Start of Information

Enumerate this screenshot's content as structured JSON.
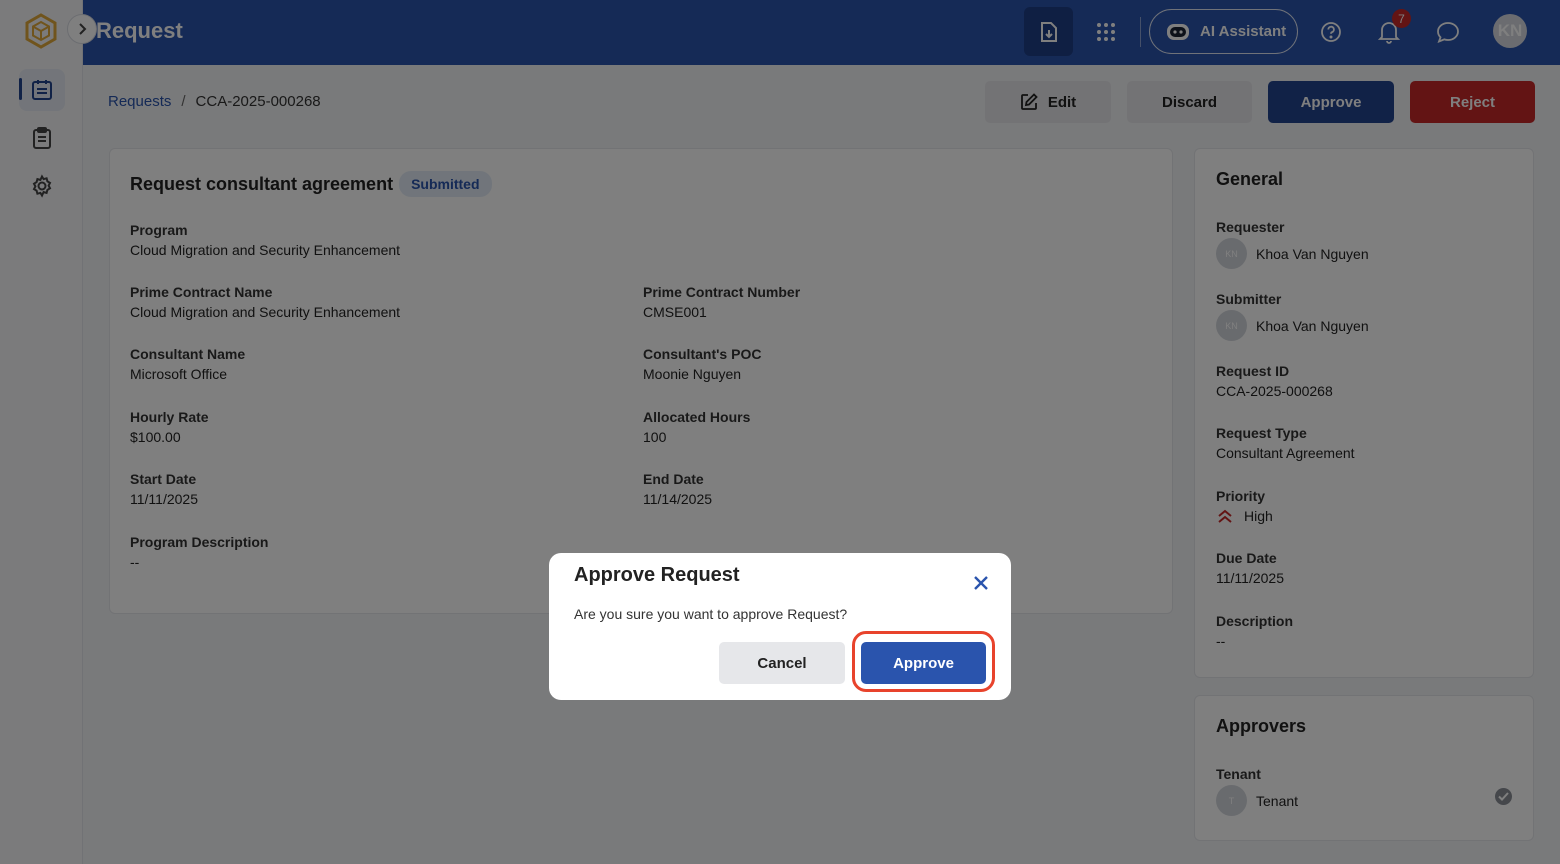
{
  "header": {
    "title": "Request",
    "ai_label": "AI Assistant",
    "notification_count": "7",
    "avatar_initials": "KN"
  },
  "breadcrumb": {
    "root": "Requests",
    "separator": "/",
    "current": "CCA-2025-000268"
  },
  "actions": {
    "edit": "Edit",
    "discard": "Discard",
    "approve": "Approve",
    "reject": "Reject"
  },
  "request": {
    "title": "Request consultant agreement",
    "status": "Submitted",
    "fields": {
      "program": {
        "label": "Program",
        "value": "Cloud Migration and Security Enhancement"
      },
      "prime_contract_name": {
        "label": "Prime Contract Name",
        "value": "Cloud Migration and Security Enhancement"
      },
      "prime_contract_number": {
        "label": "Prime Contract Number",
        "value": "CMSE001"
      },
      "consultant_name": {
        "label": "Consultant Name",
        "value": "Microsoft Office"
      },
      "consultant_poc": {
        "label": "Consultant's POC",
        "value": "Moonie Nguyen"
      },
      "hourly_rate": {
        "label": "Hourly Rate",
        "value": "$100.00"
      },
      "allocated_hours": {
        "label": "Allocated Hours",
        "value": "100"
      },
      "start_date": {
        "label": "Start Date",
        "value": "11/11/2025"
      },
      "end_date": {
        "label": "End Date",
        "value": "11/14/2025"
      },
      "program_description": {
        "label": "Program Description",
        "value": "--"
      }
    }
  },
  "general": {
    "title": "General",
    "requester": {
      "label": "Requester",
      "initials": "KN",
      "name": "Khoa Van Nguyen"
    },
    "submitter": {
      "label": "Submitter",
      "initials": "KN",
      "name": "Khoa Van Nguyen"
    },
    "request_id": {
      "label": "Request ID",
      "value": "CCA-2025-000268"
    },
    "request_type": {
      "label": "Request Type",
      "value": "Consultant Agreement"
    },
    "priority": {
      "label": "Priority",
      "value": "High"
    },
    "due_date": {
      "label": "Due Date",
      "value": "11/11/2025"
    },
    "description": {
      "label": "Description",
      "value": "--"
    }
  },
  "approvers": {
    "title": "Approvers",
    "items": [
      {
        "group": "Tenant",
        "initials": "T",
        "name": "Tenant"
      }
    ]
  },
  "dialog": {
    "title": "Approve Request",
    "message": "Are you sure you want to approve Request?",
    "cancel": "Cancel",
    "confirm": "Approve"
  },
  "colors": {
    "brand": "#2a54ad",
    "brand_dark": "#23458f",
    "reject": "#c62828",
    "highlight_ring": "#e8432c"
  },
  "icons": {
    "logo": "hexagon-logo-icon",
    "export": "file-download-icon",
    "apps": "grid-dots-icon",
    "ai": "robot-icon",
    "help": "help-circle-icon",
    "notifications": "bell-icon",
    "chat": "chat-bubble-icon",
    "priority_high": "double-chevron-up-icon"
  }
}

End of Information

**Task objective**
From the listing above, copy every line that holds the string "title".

**Result**
    "title": "Request",
    "title": "Request consultant agreement",
    "title": "General",
    "title": "Approvers",
    "title": "Approve Request",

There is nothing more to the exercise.